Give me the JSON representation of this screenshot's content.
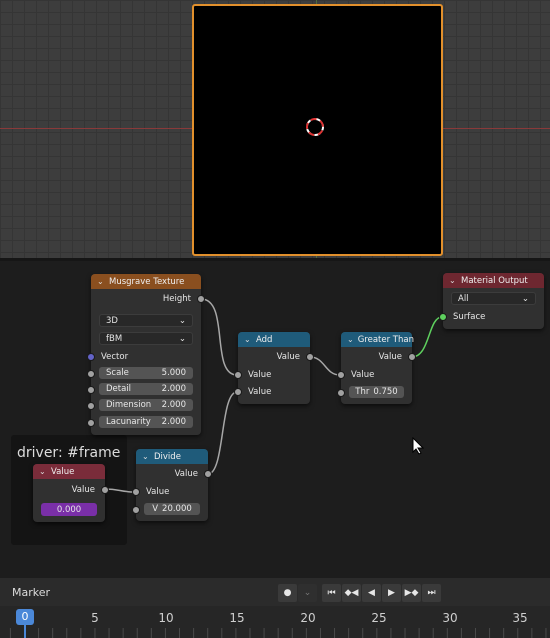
{
  "nodes": {
    "musgrave": {
      "title": "Musgrave Texture",
      "output_height": "Height",
      "dimensions_select": "3D",
      "type_select": "fBM",
      "input_vector": "Vector",
      "fields": [
        {
          "label": "Scale",
          "value": "5.000"
        },
        {
          "label": "Detail",
          "value": "2.000"
        },
        {
          "label": "Dimension",
          "value": "2.000"
        },
        {
          "label": "Lacunarity",
          "value": "2.000"
        }
      ]
    },
    "add": {
      "title": "Add",
      "output": "Value",
      "input1": "Value",
      "input2": "Value"
    },
    "greater_than": {
      "title": "Greater Than",
      "output": "Value",
      "input": "Value",
      "thr_label": "Thr",
      "thr_value": "0.750"
    },
    "material_output": {
      "title": "Material Output",
      "target_select": "All",
      "input_surface": "Surface"
    },
    "divide": {
      "title": "Divide",
      "output": "Value",
      "input": "Value",
      "v_label": "V",
      "v_value": "20.000"
    },
    "value": {
      "title": "Value",
      "output": "Value",
      "value": "0.000"
    }
  },
  "frame": {
    "label": "driver: #frame"
  },
  "timeline": {
    "marker_label": "Marker",
    "current_frame": "0",
    "ticks": [
      "5",
      "10",
      "15",
      "20",
      "25",
      "30",
      "35"
    ]
  },
  "colors": {
    "camera_border": "#e2902c",
    "texture_header": "#8a4f1f",
    "converter_header": "#1f5b7a",
    "output_header": "#6e2730",
    "value_field": "#7a2fa8",
    "playhead": "#4b88d8"
  },
  "icons": {
    "record": "record-icon",
    "jump_start": "jump-start-icon",
    "prev_keyframe": "prev-keyframe-icon",
    "play_reverse": "play-reverse-icon",
    "play": "play-icon",
    "next_keyframe": "next-keyframe-icon",
    "jump_end": "jump-end-icon"
  }
}
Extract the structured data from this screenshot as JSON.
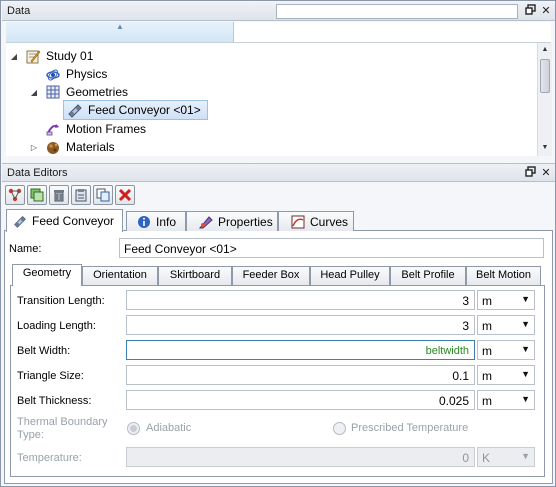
{
  "data_panel": {
    "title": "Data",
    "search_value": "",
    "tree": [
      {
        "label": "Study 01",
        "icon": "study-icon",
        "expanded": true
      },
      {
        "label": "Physics",
        "icon": "physics-icon"
      },
      {
        "label": "Geometries",
        "icon": "geometries-icon",
        "expanded": true
      },
      {
        "label": "Feed Conveyor <01>",
        "icon": "conveyor-icon",
        "selected": true
      },
      {
        "label": "Motion Frames",
        "icon": "motion-frames-icon"
      },
      {
        "label": "Materials",
        "icon": "materials-icon",
        "expanded": false
      }
    ]
  },
  "editors_panel": {
    "title": "Data Editors",
    "toolbar_icons": [
      "add-node-icon",
      "copy-node-icon",
      "delete-node-icon",
      "clipboard-icon",
      "duplicate-icon",
      "close-red-icon"
    ],
    "tabs": [
      {
        "label": "Feed Conveyor",
        "icon": "conveyor-icon",
        "active": true
      },
      {
        "label": "Info",
        "icon": "info-icon"
      },
      {
        "label": "Properties",
        "icon": "properties-icon"
      },
      {
        "label": "Curves",
        "icon": "curves-icon"
      }
    ],
    "name_label": "Name:",
    "name_value": "Feed Conveyor <01>",
    "subtabs": [
      {
        "label": "Geometry",
        "active": true
      },
      {
        "label": "Orientation"
      },
      {
        "label": "Skirtboard"
      },
      {
        "label": "Feeder Box"
      },
      {
        "label": "Head Pulley"
      },
      {
        "label": "Belt Profile"
      },
      {
        "label": "Belt Motion"
      }
    ],
    "geometry": {
      "transition_length": {
        "label": "Transition Length:",
        "value": "3",
        "unit": "m"
      },
      "loading_length": {
        "label": "Loading Length:",
        "value": "3",
        "unit": "m"
      },
      "belt_width": {
        "label": "Belt Width:",
        "value": "beltwidth",
        "unit": "m"
      },
      "triangle_size": {
        "label": "Triangle Size:",
        "value": "0.1",
        "unit": "m"
      },
      "belt_thickness": {
        "label": "Belt Thickness:",
        "value": "0.025",
        "unit": "m"
      },
      "thermal_boundary": {
        "label_line1": "Thermal Boundary",
        "label_line2": "Type:",
        "option_adiabatic": "Adiabatic",
        "option_prescribed": "Prescribed Temperature"
      },
      "temperature": {
        "label": "Temperature:",
        "value": "0",
        "unit": "K"
      }
    }
  }
}
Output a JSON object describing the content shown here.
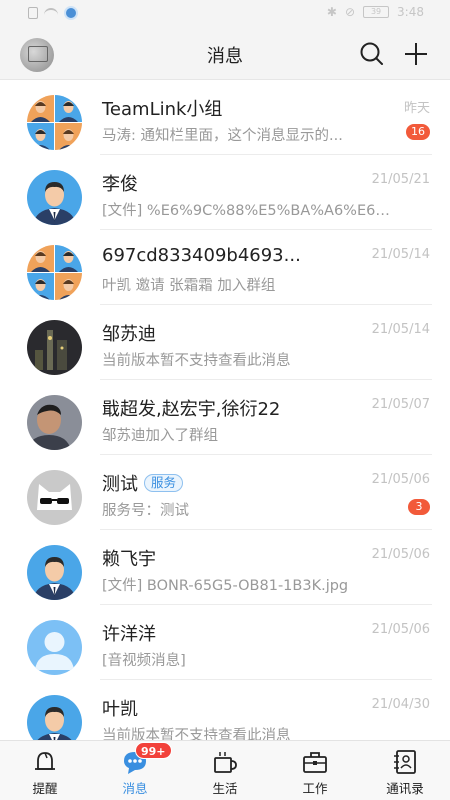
{
  "status_bar": {
    "battery": "39",
    "time": "3:48"
  },
  "header": {
    "title": "消息"
  },
  "conversations": [
    {
      "name": "TeamLink小组",
      "tag": "",
      "preview": "马涛: 通知栏里面，这个消息显示的...",
      "time": "昨天",
      "badge": "16",
      "avatar": "group"
    },
    {
      "name": "李俊",
      "tag": "",
      "preview": "[文件] %E6%9C%88%E5%BA%A6%E6%B1...",
      "time": "21/05/21",
      "badge": "",
      "avatar": "man"
    },
    {
      "name": "697cd833409b4693...",
      "tag": "",
      "preview": "叶凯 邀请 张霜霜 加入群组",
      "time": "21/05/14",
      "badge": "",
      "avatar": "group"
    },
    {
      "name": "邹苏迪",
      "tag": "",
      "preview": "当前版本暂不支持查看此消息",
      "time": "21/05/14",
      "badge": "",
      "avatar": "photo-night"
    },
    {
      "name": "戢超发,赵宏宇,徐衍22",
      "tag": "",
      "preview": "邹苏迪加入了群组",
      "time": "21/05/07",
      "badge": "",
      "avatar": "photo-man"
    },
    {
      "name": "测试",
      "tag": "服务",
      "preview": "服务号：测试",
      "time": "21/05/06",
      "badge": "3",
      "avatar": "cat"
    },
    {
      "name": "赖飞宇",
      "tag": "",
      "preview": "[文件] BONR-65G5-OB81-1B3K.jpg",
      "time": "21/05/06",
      "badge": "",
      "avatar": "man"
    },
    {
      "name": "许洋洋",
      "tag": "",
      "preview": "[音视频消息]",
      "time": "21/05/06",
      "badge": "",
      "avatar": "default"
    },
    {
      "name": "叶凯",
      "tag": "",
      "preview": "当前版本暂不支持查看此消息",
      "time": "21/04/30",
      "badge": "",
      "avatar": "man"
    }
  ],
  "tabs": [
    {
      "label": "提醒",
      "icon": "bell-icon",
      "badge": ""
    },
    {
      "label": "消息",
      "icon": "chat-bubble-icon",
      "badge": "99+"
    },
    {
      "label": "生活",
      "icon": "cup-icon",
      "badge": ""
    },
    {
      "label": "工作",
      "icon": "briefcase-icon",
      "badge": ""
    },
    {
      "label": "通讯录",
      "icon": "contacts-icon",
      "badge": ""
    }
  ],
  "colors": {
    "accent": "#3a8fe0",
    "badge": "#f25a3a"
  }
}
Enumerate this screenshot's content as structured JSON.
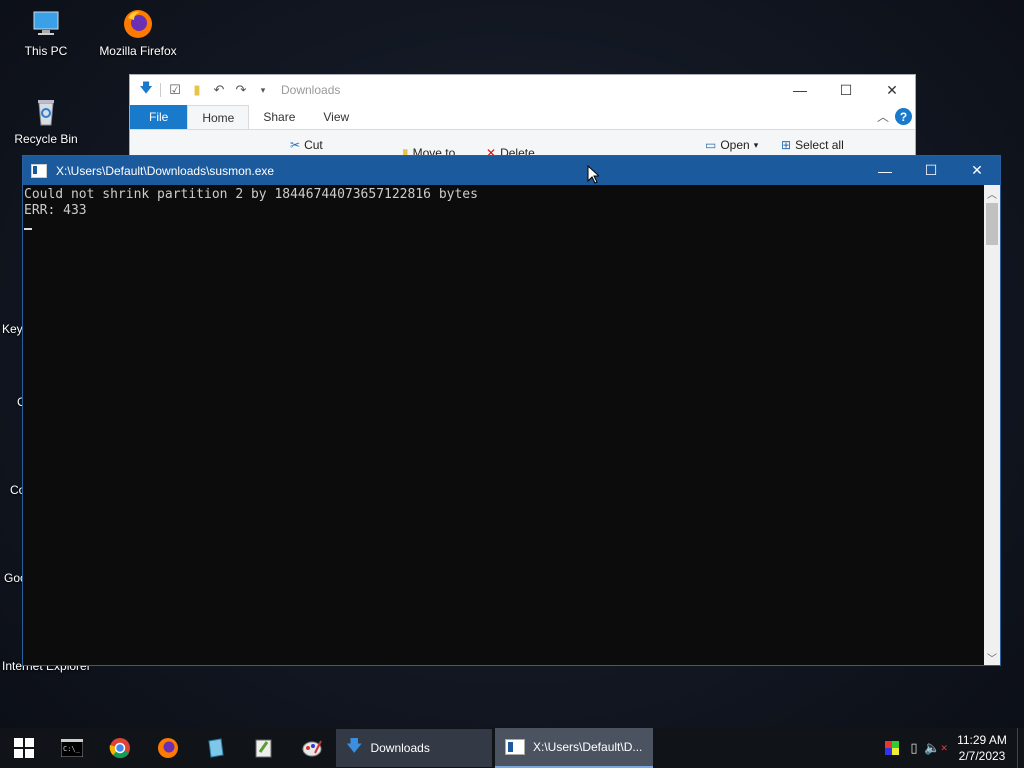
{
  "desktop": {
    "icons": [
      {
        "label": "This PC",
        "icon": "this-pc-icon"
      },
      {
        "label": "Mozilla Firefox",
        "icon": "firefox-icon"
      },
      {
        "label": "Recycle Bin",
        "icon": "recycle-bin-icon"
      }
    ],
    "partial_labels": [
      "Key",
      "C",
      "Co",
      "Goo",
      "Internet Explorer"
    ]
  },
  "explorer": {
    "title": "Downloads",
    "tabs": [
      "File",
      "Home",
      "Share",
      "View"
    ],
    "ribbon": {
      "cut": "Cut",
      "move_to": "Move to",
      "delete": "Delete",
      "open": "Open",
      "select_all": "Select all"
    }
  },
  "console": {
    "title": "X:\\Users\\Default\\Downloads\\susmon.exe",
    "lines": [
      "Could not shrink partition 2 by 18446744073657122816 bytes",
      "ERR: 433"
    ]
  },
  "taskbar": {
    "pinned": [
      "start",
      "cmd",
      "chrome",
      "firefox",
      "notepad",
      "notepad-plus",
      "paint"
    ],
    "apps": [
      {
        "label": "Downloads"
      },
      {
        "label": "X:\\Users\\Default\\D..."
      }
    ],
    "clock": {
      "time": "11:29 AM",
      "date": "2/7/2023"
    }
  },
  "colors": {
    "console_titlebar": "#1c5a9e",
    "file_tab": "#1979ca",
    "taskbar": "#101419"
  }
}
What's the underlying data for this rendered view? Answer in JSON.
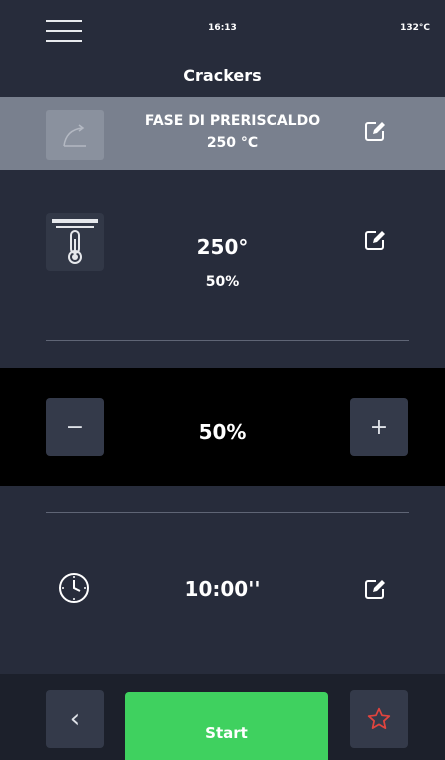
{
  "status": {
    "time": "16:13",
    "oven_temp": "132°C"
  },
  "title": "Crackers",
  "phase": {
    "name": "FASE DI PRERISCALDO",
    "temp": "250 °C"
  },
  "heat": {
    "temp": "250°",
    "power": "50%"
  },
  "power_control": {
    "value": "50%",
    "minus": "−",
    "plus": "+"
  },
  "timer": {
    "value": "10:00''"
  },
  "footer": {
    "back": "‹",
    "start": "Start"
  },
  "colors": {
    "background": "#272c3b",
    "phase_bar": "#79808e",
    "start": "#3fd15f",
    "favorite": "#e0443e"
  },
  "icons": [
    "menu-icon",
    "preheat-icon",
    "edit-icon",
    "heating-element-icon",
    "clock-icon",
    "chevron-left-icon",
    "star-icon"
  ]
}
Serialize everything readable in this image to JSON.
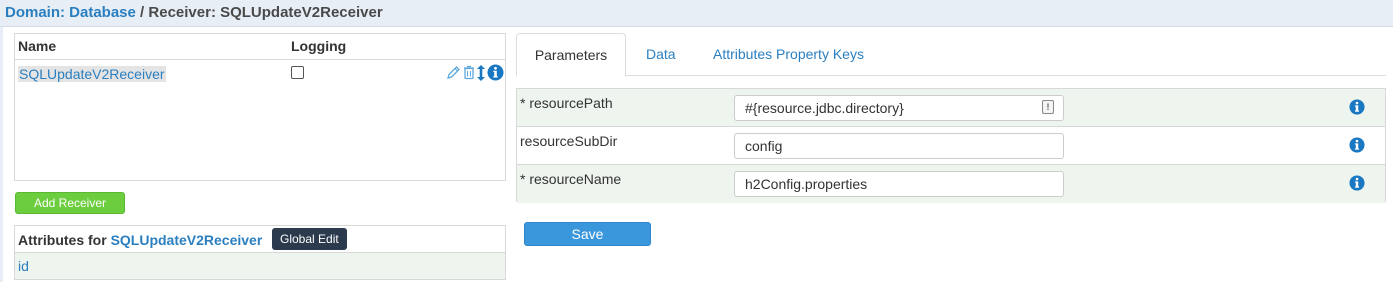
{
  "header": {
    "domain_label": "Domain: Database",
    "separator": " / ",
    "receiver_label": "Receiver: SQLUpdateV2Receiver"
  },
  "receivers": {
    "columns": [
      "Name",
      "Logging"
    ],
    "rows": [
      {
        "name": "SQLUpdateV2Receiver",
        "logging": false
      }
    ]
  },
  "add_receiver_label": "Add Receiver",
  "attributes": {
    "label_prefix": "Attributes for ",
    "receiver_name": "SQLUpdateV2Receiver",
    "global_edit_label": "Global Edit",
    "items": [
      "id"
    ]
  },
  "tabs": [
    "Parameters",
    "Data",
    "Attributes Property Keys"
  ],
  "active_tab": "Parameters",
  "parameters": [
    {
      "label": "* resourcePath",
      "value": "#{resource.jdbc.directory}"
    },
    {
      "label": "resourceSubDir",
      "value": "config"
    },
    {
      "label": "* resourceName",
      "value": "h2Config.properties"
    }
  ],
  "save_label": "Save",
  "colors": {
    "link": "#2a7fc0",
    "add_button": "#6ccd3f",
    "save_button": "#3a97dc",
    "global_edit": "#2b3a4d",
    "info_icon": "#1a78c2"
  },
  "icons": [
    "pencil-icon",
    "trash-icon",
    "sort-icon",
    "info-icon",
    "variable-icon"
  ]
}
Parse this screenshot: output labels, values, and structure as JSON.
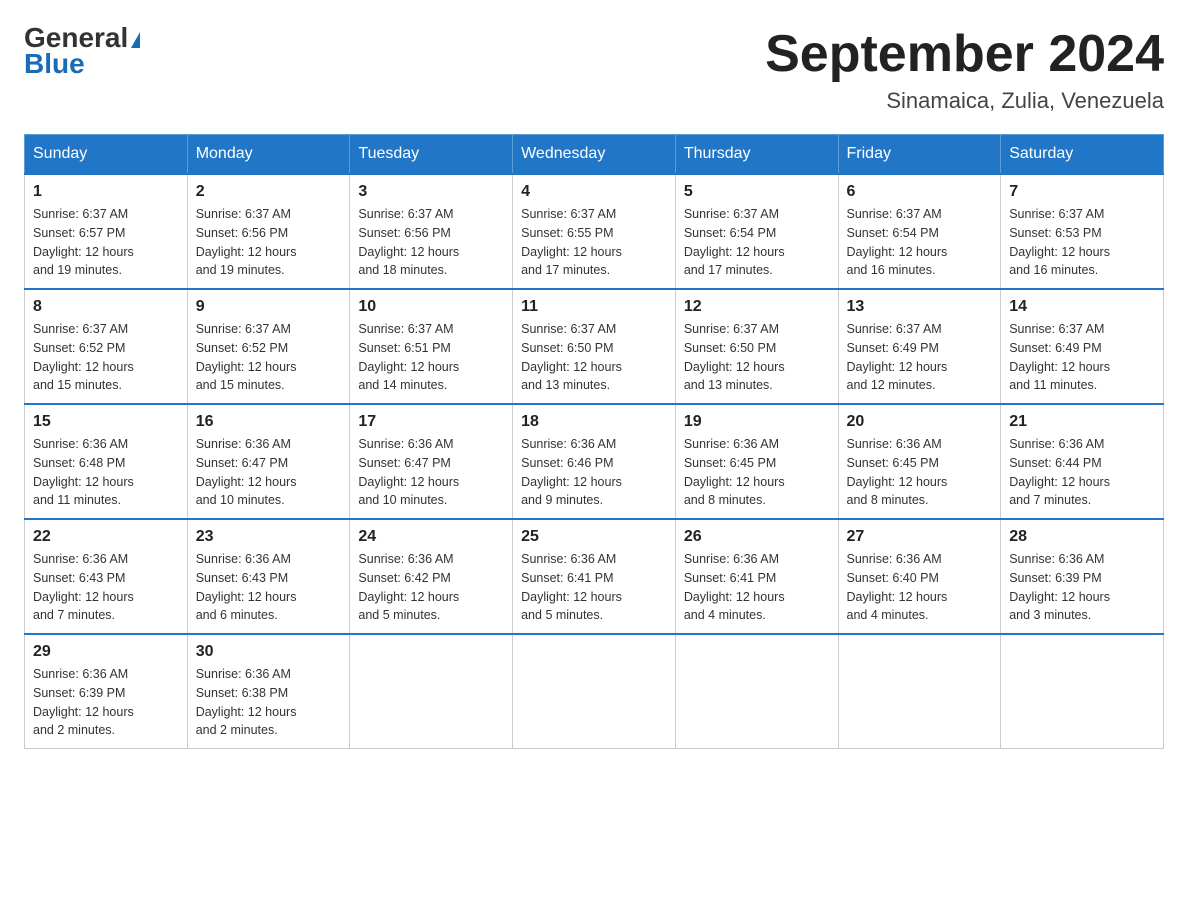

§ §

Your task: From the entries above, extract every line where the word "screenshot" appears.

Answer section:
Give me the JSON representation of this screenshot's content.
Extract the structured data from this screenshot as JSON.
Enumerate this screenshot's content as structured JSON.
Parse this screenshot: output labels, values, and structure as JSON.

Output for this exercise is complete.